Scan the listing below and copy every line holding "data".
BEGIN Records provided
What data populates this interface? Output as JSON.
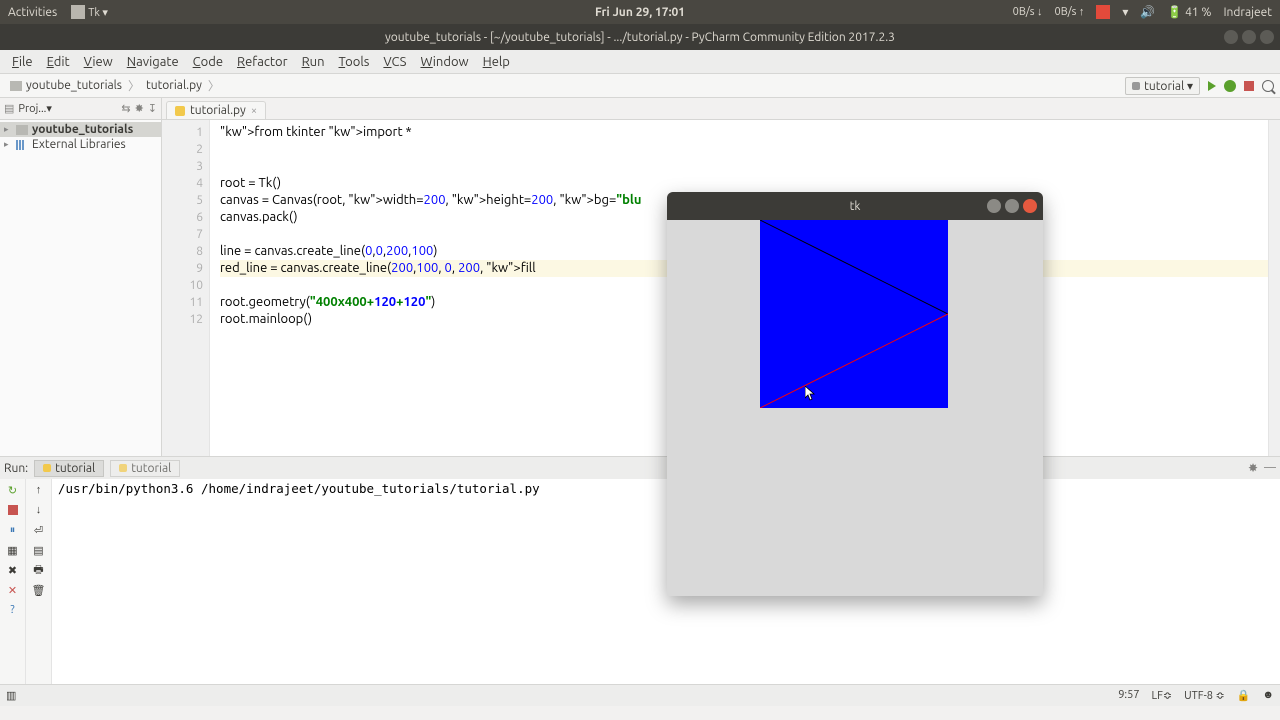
{
  "desktop": {
    "activities": "Activities",
    "app_indicator": "Tk ▾",
    "clock": "Fri Jun 29, 17:01",
    "net_down": "0B/s ↓",
    "net_up": "0B/s ↑",
    "battery": "41 %",
    "user": "Indrajeet"
  },
  "pycharm": {
    "title": "youtube_tutorials - [~/youtube_tutorials] - .../tutorial.py - PyCharm Community Edition 2017.2.3",
    "menus": [
      "File",
      "Edit",
      "View",
      "Navigate",
      "Code",
      "Refactor",
      "Run",
      "Tools",
      "VCS",
      "Window",
      "Help"
    ],
    "breadcrumbs": {
      "root": "youtube_tutorials",
      "file": "tutorial.py"
    },
    "run_config": "tutorial ▾",
    "project_panel": {
      "label": "Proj...▾"
    },
    "tree": {
      "root": "youtube_tutorials",
      "ext": "External Libraries"
    },
    "tab_label": "tutorial.py",
    "code_lines": [
      "from tkinter import *",
      "",
      "",
      "root = Tk()",
      "canvas = Canvas(root, width=200, height=200, bg=\"blu",
      "canvas.pack()",
      "",
      "line = canvas.create_line(0,0,200,100)",
      "red_line = canvas.create_line(200,100, 0, 200, fill=",
      "",
      "root.geometry(\"400x400+120+120\")",
      "root.mainloop()"
    ],
    "run": {
      "label": "Run:",
      "tab_active": "tutorial",
      "tab_inactive": "tutorial",
      "output": "/usr/bin/python3.6 /home/indrajeet/youtube_tutorials/tutorial.py"
    },
    "status": {
      "pos": "9:57",
      "lf": "LF≎",
      "enc": "UTF-8 ≎",
      "lock": "🔒"
    }
  },
  "tk": {
    "title": "tk"
  }
}
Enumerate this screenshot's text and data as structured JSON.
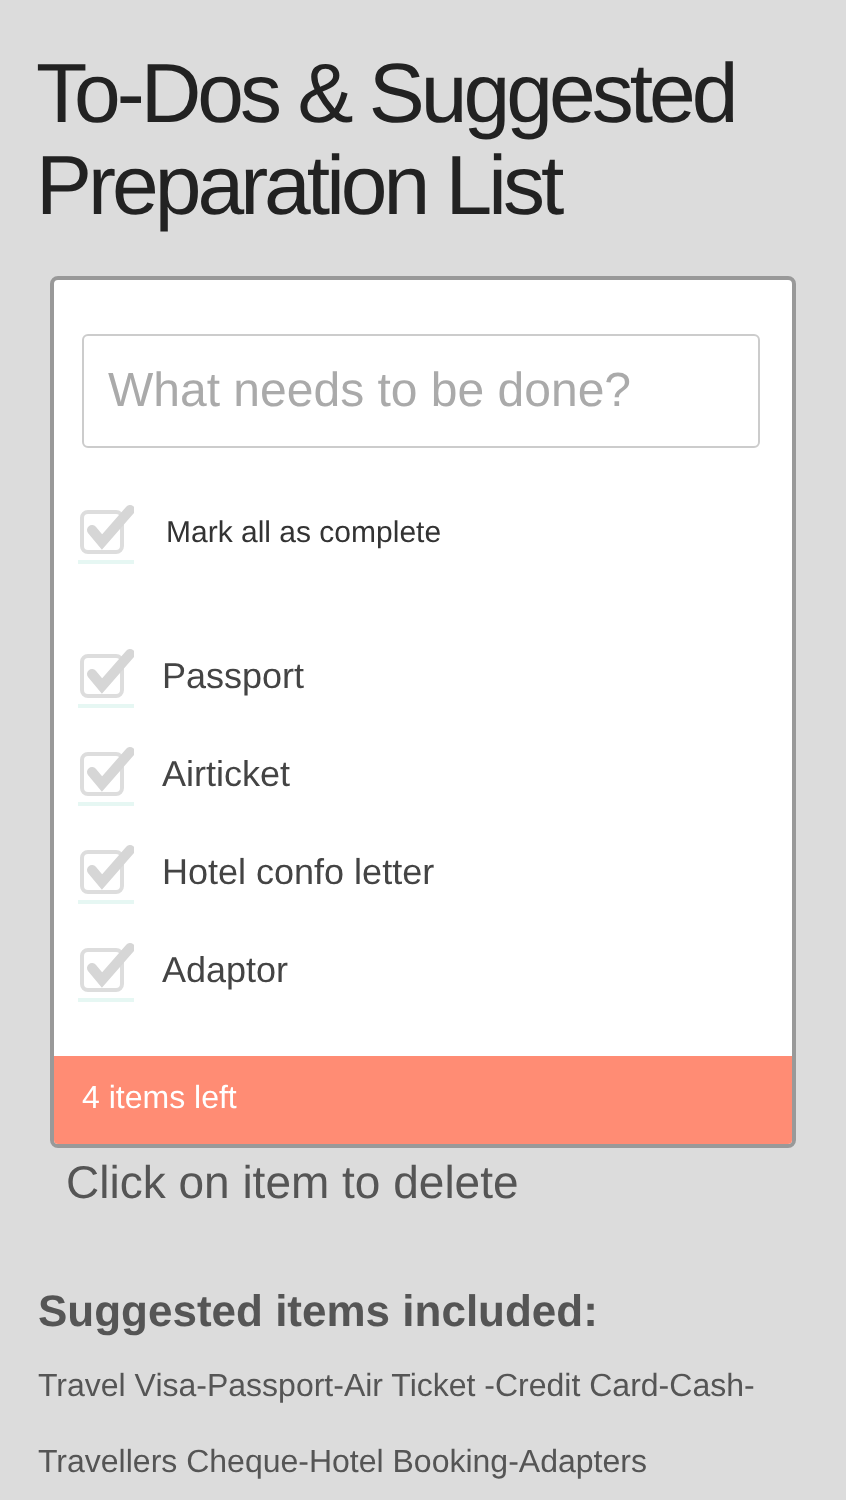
{
  "title": "To-Dos & Suggested Preparation List",
  "todo": {
    "placeholder": "What needs to be done?",
    "mark_all": {
      "label": "Mark all as complete",
      "checked": false
    },
    "items": [
      {
        "label": "Passport",
        "checked": false
      },
      {
        "label": "Airticket",
        "checked": false
      },
      {
        "label": "Hotel confo letter",
        "checked": false
      },
      {
        "label": "Adaptor",
        "checked": false
      }
    ],
    "footer": "4 items left"
  },
  "hint": "Click on item to delete",
  "suggested": {
    "heading": "Suggested items included:",
    "text": "Travel Visa-Passport-Air Ticket -Credit Card-Cash-Travellers Cheque-Hotel Booking-Adapters"
  }
}
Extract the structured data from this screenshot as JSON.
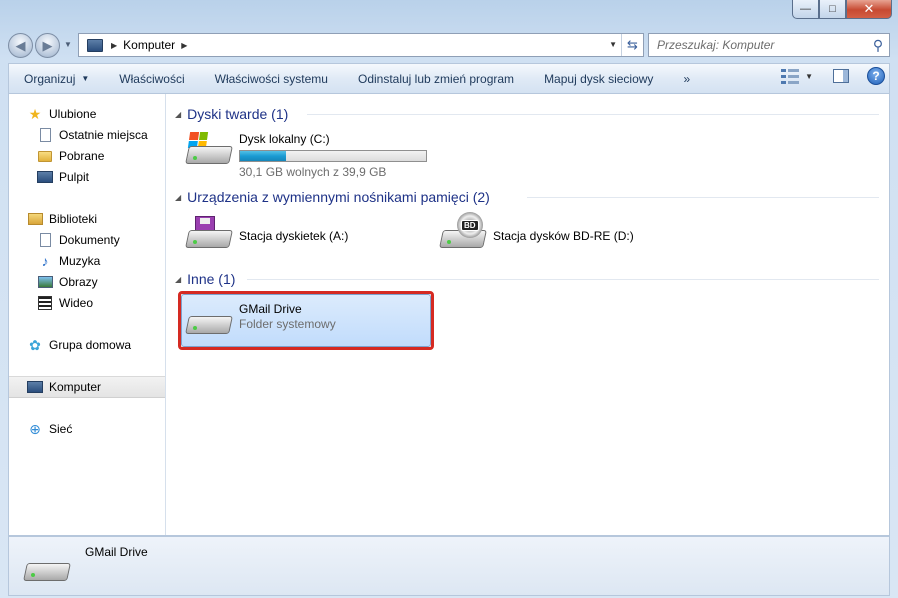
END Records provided
# Expected answer
What data populates this interface? Output as JSON.
Enumerate this screenshot's text and data as structured JSON.
Extract the structured data from this screenshot as JSON.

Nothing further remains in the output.